control, to identify the risks of material misstatement in the financial statements and what the
entity is doing to mitigate them. A greater emphasis will be placed on understanding the entity’s
risk assessment process. Additional time may need to be spent understanding the entity’s
objectives, strategies and related business risk in the overall assessment of risk of financial
statement misstatement. In addition, similar to SAS No. 99, Consideration of Fraud in a
Financial Statement Audit, the audit team will be required to meet in a “brainstorming” session to
discuss the risks of material misstatement.
• Requires a more rigorous assessment of the risks of material misstatement of the financial
statements based on that understanding and provides further guidance on determining materiality
• Requires improved documentation between the assessed risks and the audit procedures to be
performed in response to those risks. It is anticipated that “generic” audit programs will no longer
be appropriate and that additional time will be spent developing specific audit programs for each
• In line with SAS No. 103, inquiry alone is not sufficient to evaluate the design of internal control
and to determine whether it has been implemented.
Statements on Auditing Standards (SAS) No. 114, The Auditor’s Communication With Those
Charged With Governance.
This new standard is effective for audits of periods beginning on or after December 15, 2006 and
superseded SAS No. 61, Communication With Audit Committees.

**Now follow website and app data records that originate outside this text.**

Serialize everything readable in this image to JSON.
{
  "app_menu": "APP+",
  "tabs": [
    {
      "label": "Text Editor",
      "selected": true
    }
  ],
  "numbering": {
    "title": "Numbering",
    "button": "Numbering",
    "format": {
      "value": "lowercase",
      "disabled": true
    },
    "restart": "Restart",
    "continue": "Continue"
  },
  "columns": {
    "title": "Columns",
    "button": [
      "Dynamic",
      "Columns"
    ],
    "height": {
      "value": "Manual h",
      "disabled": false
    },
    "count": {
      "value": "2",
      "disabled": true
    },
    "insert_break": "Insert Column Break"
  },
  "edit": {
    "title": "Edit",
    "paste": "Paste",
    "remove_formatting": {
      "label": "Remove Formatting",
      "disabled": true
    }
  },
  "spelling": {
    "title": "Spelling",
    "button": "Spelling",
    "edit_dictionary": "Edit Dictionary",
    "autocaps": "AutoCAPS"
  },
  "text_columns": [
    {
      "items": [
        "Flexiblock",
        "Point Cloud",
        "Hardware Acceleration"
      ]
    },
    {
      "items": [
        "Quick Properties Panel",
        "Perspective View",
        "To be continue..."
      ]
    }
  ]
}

The new SAS includes additional
matters to be communicated to those charged with governance, provides guidance on determining

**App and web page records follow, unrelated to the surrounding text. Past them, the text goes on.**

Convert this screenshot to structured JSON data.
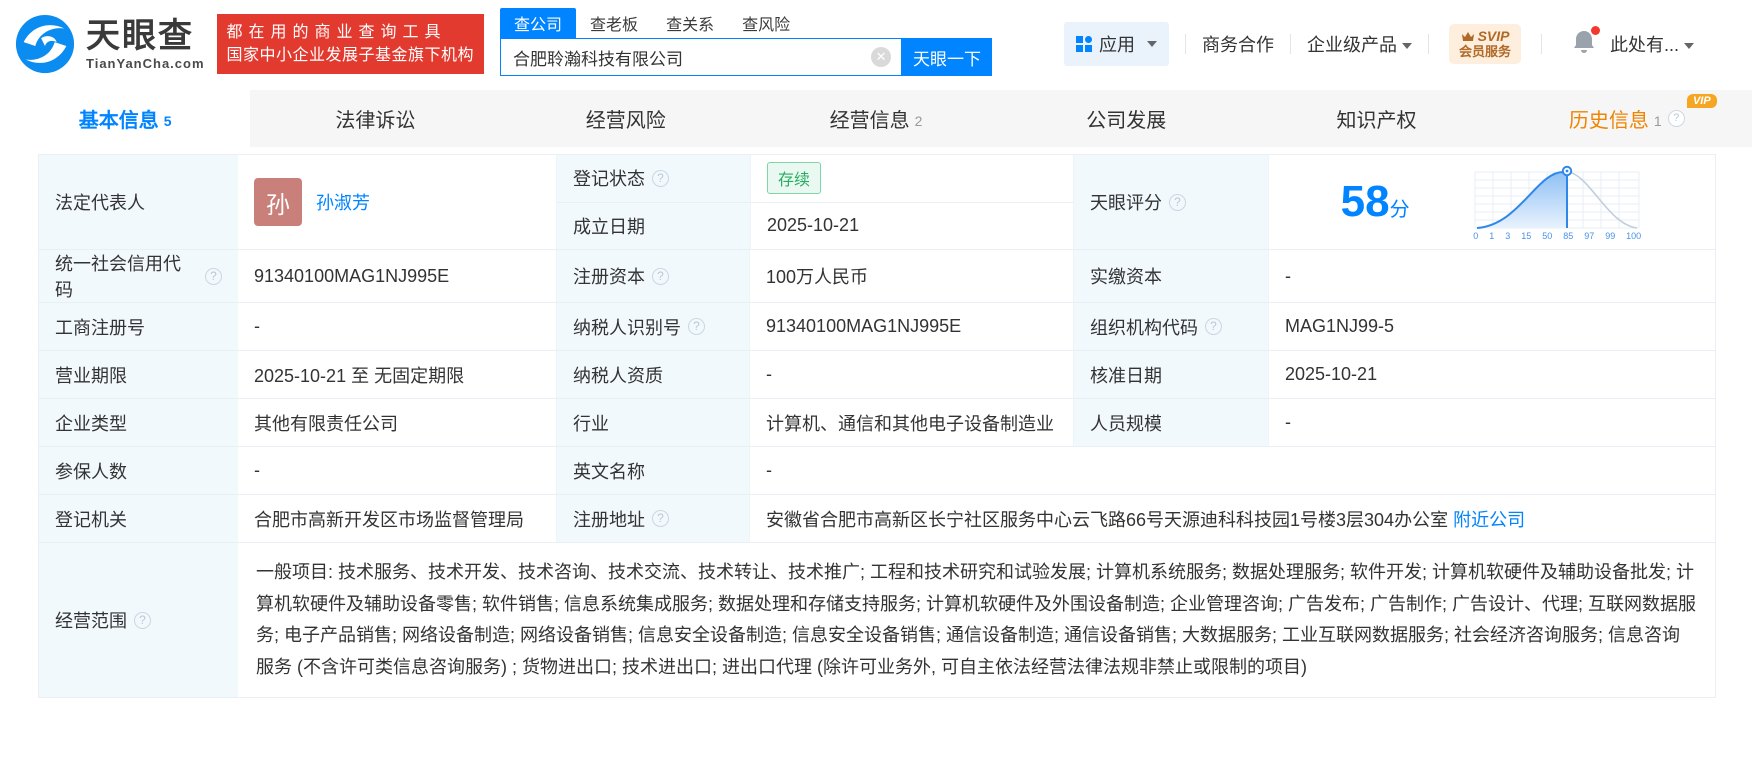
{
  "header": {
    "brand_cn": "天眼查",
    "brand_en": "TianYanCha.com",
    "slogan_line1": "都在用的商业查询工具",
    "slogan_line2": "国家中小企业发展子基金旗下机构",
    "search": {
      "tabs": [
        {
          "label": "查公司",
          "active": true
        },
        {
          "label": "查老板",
          "active": false
        },
        {
          "label": "查关系",
          "active": false
        },
        {
          "label": "查风险",
          "active": false
        }
      ],
      "value": "合肥聆瀚科技有限公司",
      "button": "天眼一下"
    },
    "nav": {
      "apps": "应用",
      "cooperation": "商务合作",
      "enterprise": "企业级产品",
      "svip_line1": "SVIP",
      "svip_line2": "会员服务",
      "user": "此处有..."
    }
  },
  "tabbar": {
    "tabs": [
      {
        "id": "basic",
        "label": "基本信息",
        "count": "5",
        "active": true
      },
      {
        "id": "lawsuit",
        "label": "法律诉讼"
      },
      {
        "id": "risk",
        "label": "经营风险"
      },
      {
        "id": "operating",
        "label": "经营信息",
        "count": "2"
      },
      {
        "id": "development",
        "label": "公司发展"
      },
      {
        "id": "ip",
        "label": "知识产权"
      },
      {
        "id": "history",
        "label": "历史信息",
        "count": "1",
        "vip": true,
        "vip_tag": "VIP",
        "help": true
      }
    ]
  },
  "table": {
    "legal_rep_label": "法定代表人",
    "legal_rep_avatar": "孙",
    "legal_rep_name": "孙淑芳",
    "reg_status_label": "登记状态",
    "reg_status_value": "存续",
    "est_date_label": "成立日期",
    "est_date_value": "2025-10-21",
    "score_label": "天眼评分",
    "score_value": "58",
    "score_unit": "分",
    "score_ticks": [
      "0",
      "1",
      "3",
      "15",
      "50",
      "85",
      "97",
      "99",
      "100"
    ],
    "credit_code_label": "统一社会信用代码",
    "credit_code_value": "91340100MAG1NJ995E",
    "reg_capital_label": "注册资本",
    "reg_capital_value": "100万人民币",
    "paid_capital_label": "实缴资本",
    "paid_capital_value": "-",
    "reg_number_label": "工商注册号",
    "reg_number_value": "-",
    "taxpayer_id_label": "纳税人识别号",
    "taxpayer_id_value": "91340100MAG1NJ995E",
    "org_code_label": "组织机构代码",
    "org_code_value": "MAG1NJ99-5",
    "business_term_label": "营业期限",
    "business_term_value": "2025-10-21 至 无固定期限",
    "taxpayer_qual_label": "纳税人资质",
    "taxpayer_qual_value": "-",
    "approval_date_label": "核准日期",
    "approval_date_value": "2025-10-21",
    "company_type_label": "企业类型",
    "company_type_value": "其他有限责任公司",
    "industry_label": "行业",
    "industry_value": "计算机、通信和其他电子设备制造业",
    "staff_size_label": "人员规模",
    "staff_size_value": "-",
    "insured_label": "参保人数",
    "insured_value": "-",
    "english_name_label": "英文名称",
    "english_name_value": "-",
    "reg_authority_label": "登记机关",
    "reg_authority_value": "合肥市高新开发区市场监督管理局",
    "reg_address_label": "注册地址",
    "reg_address_value": "安徽省合肥市高新区长宁社区服务中心云飞路66号天源迪科科技园1号楼3层304办公室",
    "nearby_link": "附近公司",
    "scope_label": "经营范围",
    "scope_value": "一般项目: 技术服务、技术开发、技术咨询、技术交流、技术转让、技术推广; 工程和技术研究和试验发展; 计算机系统服务; 数据处理服务; 软件开发; 计算机软硬件及辅助设备批发; 计算机软硬件及辅助设备零售; 软件销售; 信息系统集成服务; 数据处理和存储支持服务; 计算机软硬件及外围设备制造; 企业管理咨询; 广告发布; 广告制作; 广告设计、代理; 互联网数据服务; 电子产品销售; 网络设备制造; 网络设备销售; 信息安全设备制造; 信息安全设备销售; 通信设备制造; 通信设备销售; 大数据服务; 工业互联网数据服务; 社会经济咨询服务; 信息咨询服务 (不含许可类信息咨询服务) ; 货物进出口; 技术进出口; 进出口代理 (除许可业务外, 可自主依法经营法律法规非禁止或限制的项目)"
  }
}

the appropriate individuals to communicate matters to and provides additional guidance on the
communication process. The Auditing Standards Board (ASB) believes the new standard will help
meet increased expectations for auditors to communicate candidly with those charged with
governance regarding significant findings and issues.
Some highlights of SAS No. 114:
• Requires the auditor to evaluate the adequacy of the two-way communication between the auditor
and those charged with governance and establishes a requirement to document specific matters
to be communicated.
• Adds requirements to communicate an overview of the planned scope and timing of the audit.
• Adds requirements to communicate representations the auditor is requesting from management.
• Provides additional guidance on the communication process, including the forms and timing of
A Client Update on Recently Issued Auditing Standards, Vincenti, Lloyd & Stutzman, LLP